Air Zimbabwe is set to be restructured amid concerns that the national carrier was bleeding State coffers through loans and subsidies, with no hope of resuscitation, Transport and Infrastructural Development minister, Jorum Gumbo has said.
Gumbo said discussions were underway to restructure Air Zimbabwe and management has been warned to shape up or ship out. “If it means starting afresh, let it be, we can’t have such a work culture at Air Zimbabwe and hope that the airline can run again. We are working to ensure that we restructure, reorganise Air Zimbabwe. I can’t say much at the moment,” he said.
According to the progress report of the ministry’s 100 days target, Gumbo said $1,5 million was required for re-aligning staff and re-organisation of the State entity, which has a debt of over $370 million.
“Its books are just bad. The management needs to up the game but it is now difficult. We can’t continue to pump resources into a bottomless pit.
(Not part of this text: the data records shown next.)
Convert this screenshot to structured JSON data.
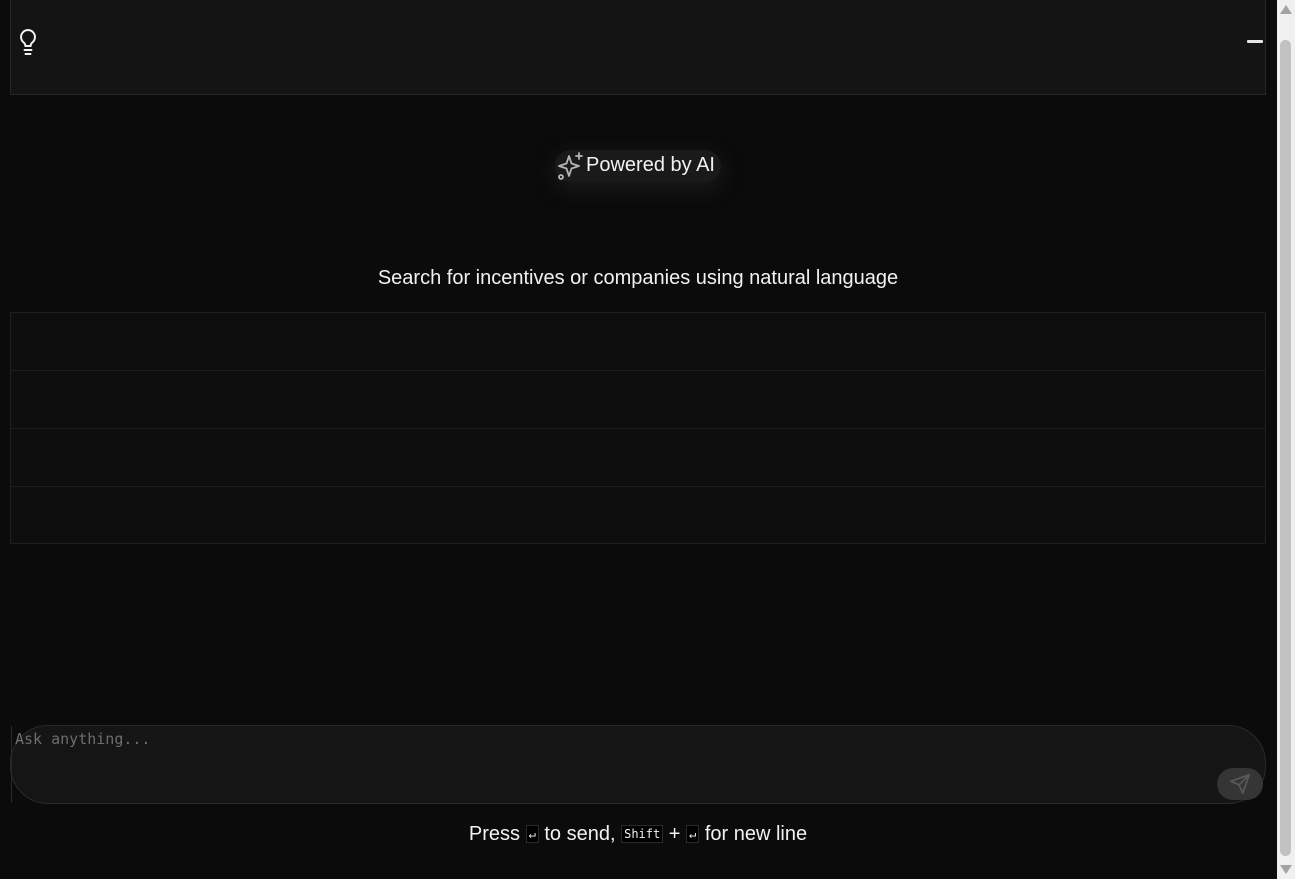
{
  "header": {
    "logo_icon": "lightbulb-icon",
    "menu_icon": "menu-icon"
  },
  "badge": {
    "icon": "sparkles-icon",
    "label": "Powered by AI"
  },
  "subtitle": "Search for incentives or companies using natural language",
  "suggestions": [
    "",
    "",
    "",
    ""
  ],
  "input": {
    "placeholder": "Ask anything...",
    "value": "",
    "send_icon": "send-icon"
  },
  "hint": {
    "press": "Press",
    "enter_key": "↵",
    "to_send": "to send,",
    "shift_key": "Shift",
    "plus": "+",
    "enter_key2": "↵",
    "for_new_line": "for new line"
  },
  "colors": {
    "background": "#0b0b0b",
    "header": "#141414",
    "text": "#f2f2f2",
    "send_button": "#353535"
  }
}
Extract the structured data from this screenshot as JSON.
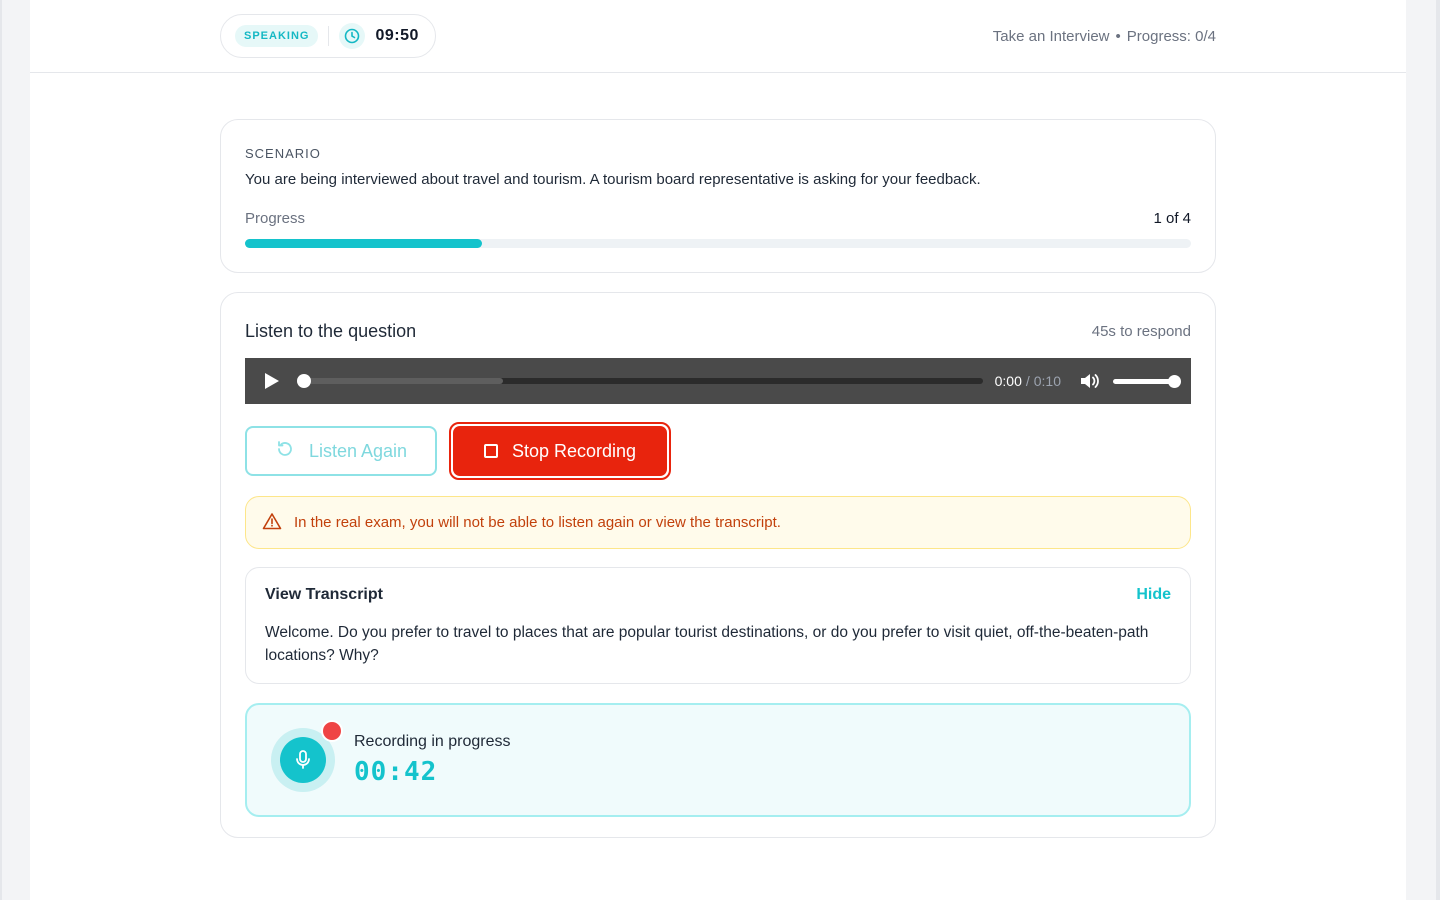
{
  "header": {
    "section_badge": "SPEAKING",
    "timer": "09:50",
    "task_name": "Take an Interview",
    "separator": "•",
    "progress_text": "Progress: 0/4"
  },
  "scenario": {
    "label": "SCENARIO",
    "text": "You are being interviewed about travel and tourism. A tourism board representative is asking for your feedback.",
    "progress_label": "Progress",
    "progress_count": "1 of 4",
    "progress_fraction": 0.25
  },
  "question": {
    "title": "Listen to the question",
    "response_time": "45s to respond",
    "audio": {
      "current_time": "0:00",
      "separator": "/",
      "duration": "0:10"
    },
    "listen_again_label": "Listen Again",
    "stop_recording_label": "Stop Recording",
    "warning": "In the real exam, you will not be able to listen again or view the transcript.",
    "transcript": {
      "title": "View Transcript",
      "toggle_label": "Hide",
      "text": "Welcome. Do you prefer to travel to places that are popular tourist destinations, or do you prefer to visit quiet, off-the-beaten-path locations? Why?"
    },
    "recording": {
      "label": "Recording in progress",
      "elapsed": "00:42"
    }
  },
  "colors": {
    "accent": "#14c3cc",
    "stop": "#e8240d",
    "warning_text": "#c2410c",
    "warning_bg": "#fffbeb"
  },
  "icons": {
    "timer": "clock-icon",
    "replay": "refresh-icon",
    "stop": "stop-square-icon",
    "warning": "warning-triangle-icon",
    "mic": "microphone-icon",
    "volume": "volume-icon",
    "play": "play-icon"
  }
}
Something has to be done,” Gumbo said.
Air Zimbabwe has two planes running and it has been stopped from hiring planes from outside, resulting in some flights being rescheduled.
AirZim, which at Independence in 1980 boasted of a fleet of 18 planes, is technically insolvent and operating at less than a third of that capacity.
The airline is reeling under a debt in excess of $330 million that has hampered efforts to engage strategic partners in a bid to retain and grow market share.
Gumbo, in his report, for the 100 days target, which his ministry undertook since the ascendency of President Emmerson Mnangagwa in November, list the commencement of works on the dualisation of Harare-Beitbridge road as a priority among other key projects.
On the dualisation project, the minister stated that the contractors were already in the country to commence works and part of the equipment has already been assembled for dispatch from South Africa.
“The contractors arrived in the country last Thursday and now what is left is for equipment, which is being assembled in South Africa to arrive probably next week,” Gumbo said.
He also stated that talks were underway for the Harare-Chirundu Road dualisation programme although he complained that the process had taken too long.
Other projects that were initiated in the 100 days of the new government, Gumbo said, include the dualisation of the Norton town to Norton tollgate road at the cost of $10 million.
The Transport ministry has also begun a feasibility study on the dualisation of Harare-Nyamapanda Road with a final report expected in July 2018.
The feasibility study, according to Gumbo, was expected to cost, $1,1 million and treasury was funding the process.